== Segment start ==

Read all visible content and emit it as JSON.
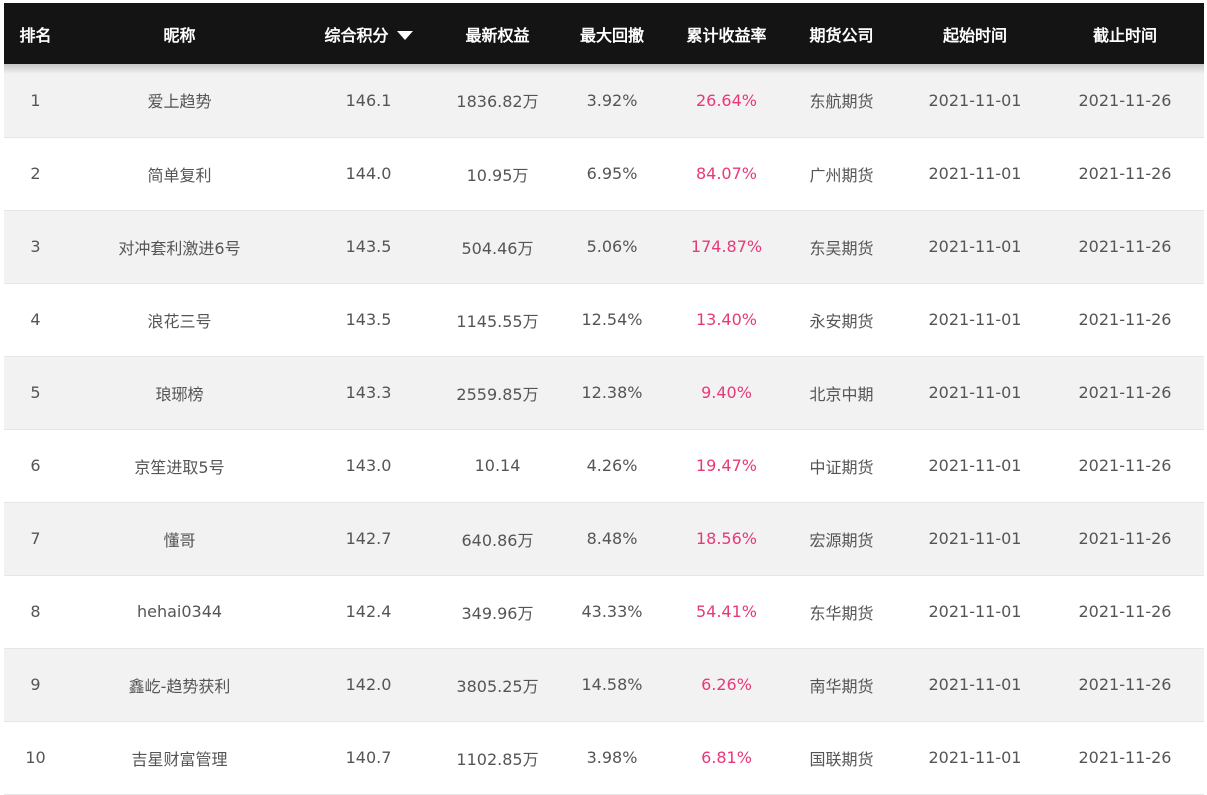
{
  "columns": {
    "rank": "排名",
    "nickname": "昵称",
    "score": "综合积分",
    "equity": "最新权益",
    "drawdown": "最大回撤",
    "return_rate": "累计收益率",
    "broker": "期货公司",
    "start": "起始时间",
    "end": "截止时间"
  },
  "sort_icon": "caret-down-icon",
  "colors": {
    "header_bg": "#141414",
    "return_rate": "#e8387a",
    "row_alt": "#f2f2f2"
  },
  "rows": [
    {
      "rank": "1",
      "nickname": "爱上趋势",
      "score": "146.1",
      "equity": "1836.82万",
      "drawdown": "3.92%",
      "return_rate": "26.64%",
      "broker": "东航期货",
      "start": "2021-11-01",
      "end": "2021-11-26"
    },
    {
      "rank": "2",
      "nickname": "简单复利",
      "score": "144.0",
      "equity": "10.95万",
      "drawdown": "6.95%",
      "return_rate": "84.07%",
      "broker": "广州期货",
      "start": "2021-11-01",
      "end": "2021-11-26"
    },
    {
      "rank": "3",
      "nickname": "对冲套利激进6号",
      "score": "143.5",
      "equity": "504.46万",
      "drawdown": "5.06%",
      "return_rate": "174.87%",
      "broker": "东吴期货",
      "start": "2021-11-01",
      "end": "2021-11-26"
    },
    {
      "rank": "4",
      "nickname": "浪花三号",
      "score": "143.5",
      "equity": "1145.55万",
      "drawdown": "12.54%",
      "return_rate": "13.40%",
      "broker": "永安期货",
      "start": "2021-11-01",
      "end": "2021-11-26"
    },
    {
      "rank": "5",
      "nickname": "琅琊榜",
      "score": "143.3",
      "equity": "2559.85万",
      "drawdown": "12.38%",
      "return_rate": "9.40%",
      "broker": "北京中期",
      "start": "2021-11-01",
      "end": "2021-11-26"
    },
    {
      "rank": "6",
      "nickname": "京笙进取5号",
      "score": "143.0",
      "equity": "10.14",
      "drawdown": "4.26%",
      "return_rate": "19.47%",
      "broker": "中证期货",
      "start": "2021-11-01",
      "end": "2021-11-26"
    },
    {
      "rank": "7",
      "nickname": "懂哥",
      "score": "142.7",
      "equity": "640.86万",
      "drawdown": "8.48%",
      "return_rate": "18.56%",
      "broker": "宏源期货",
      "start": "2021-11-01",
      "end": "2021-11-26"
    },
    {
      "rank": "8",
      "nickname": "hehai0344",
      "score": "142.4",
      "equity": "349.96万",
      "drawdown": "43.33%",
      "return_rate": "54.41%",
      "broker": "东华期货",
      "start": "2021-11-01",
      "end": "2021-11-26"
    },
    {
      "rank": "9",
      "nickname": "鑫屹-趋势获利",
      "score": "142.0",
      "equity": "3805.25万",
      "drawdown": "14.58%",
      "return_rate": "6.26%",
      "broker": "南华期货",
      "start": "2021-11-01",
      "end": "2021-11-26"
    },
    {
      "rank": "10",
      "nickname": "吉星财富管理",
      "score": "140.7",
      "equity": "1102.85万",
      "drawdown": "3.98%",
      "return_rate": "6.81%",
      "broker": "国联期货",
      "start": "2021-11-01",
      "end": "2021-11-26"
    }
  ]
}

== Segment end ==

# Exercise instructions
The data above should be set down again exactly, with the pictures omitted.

# Answer box
Read all visible content and emit it as JSON.
{
  "columns": {
    "rank": "排名",
    "nickname": "昵称",
    "score": "综合积分",
    "equity": "最新权益",
    "drawdown": "最大回撤",
    "return_rate": "累计收益率",
    "broker": "期货公司",
    "start": "起始时间",
    "end": "截止时间"
  },
  "sort_icon": "caret-down-icon",
  "colors": {
    "header_bg": "#141414",
    "return_rate": "#e8387a",
    "row_alt": "#f2f2f2"
  },
  "rows": [
    {
      "rank": "1",
      "nickname": "爱上趋势",
      "score": "146.1",
      "equity": "1836.82万",
      "drawdown": "3.92%",
      "return_rate": "26.64%",
      "broker": "东航期货",
      "start": "2021-11-01",
      "end": "2021-11-26"
    },
    {
      "rank": "2",
      "nickname": "简单复利",
      "score": "144.0",
      "equity": "10.95万",
      "drawdown": "6.95%",
      "return_rate": "84.07%",
      "broker": "广州期货",
      "start": "2021-11-01",
      "end": "2021-11-26"
    },
    {
      "rank": "3",
      "nickname": "对冲套利激进6号",
      "score": "143.5",
      "equity": "504.46万",
      "drawdown": "5.06%",
      "return_rate": "174.87%",
      "broker": "东吴期货",
      "start": "2021-11-01",
      "end": "2021-11-26"
    },
    {
      "rank": "4",
      "nickname": "浪花三号",
      "score": "143.5",
      "equity": "1145.55万",
      "drawdown": "12.54%",
      "return_rate": "13.40%",
      "broker": "永安期货",
      "start": "2021-11-01",
      "end": "2021-11-26"
    },
    {
      "rank": "5",
      "nickname": "琅琊榜",
      "score": "143.3",
      "equity": "2559.85万",
      "drawdown": "12.38%",
      "return_rate": "9.40%",
      "broker": "北京中期",
      "start": "2021-11-01",
      "end": "2021-11-26"
    },
    {
      "rank": "6",
      "nickname": "京笙进取5号",
      "score": "143.0",
      "equity": "10.14",
      "drawdown": "4.26%",
      "return_rate": "19.47%",
      "broker": "中证期货",
      "start": "2021-11-01",
      "end": "2021-11-26"
    },
    {
      "rank": "7",
      "nickname": "懂哥",
      "score": "142.7",
      "equity": "640.86万",
      "drawdown": "8.48%",
      "return_rate": "18.56%",
      "broker": "宏源期货",
      "start": "2021-11-01",
      "end": "2021-11-26"
    },
    {
      "rank": "8",
      "nickname": "hehai0344",
      "score": "142.4",
      "equity": "349.96万",
      "drawdown": "43.33%",
      "return_rate": "54.41%",
      "broker": "东华期货",
      "start": "2021-11-01",
      "end": "2021-11-26"
    },
    {
      "rank": "9",
      "nickname": "鑫屹-趋势获利",
      "score": "142.0",
      "equity": "3805.25万",
      "drawdown": "14.58%",
      "return_rate": "6.26%",
      "broker": "南华期货",
      "start": "2021-11-01",
      "end": "2021-11-26"
    },
    {
      "rank": "10",
      "nickname": "吉星财富管理",
      "score": "140.7",
      "equity": "1102.85万",
      "drawdown": "3.98%",
      "return_rate": "6.81%",
      "broker": "国联期货",
      "start": "2021-11-01",
      "end": "2021-11-26"
    }
  ]
}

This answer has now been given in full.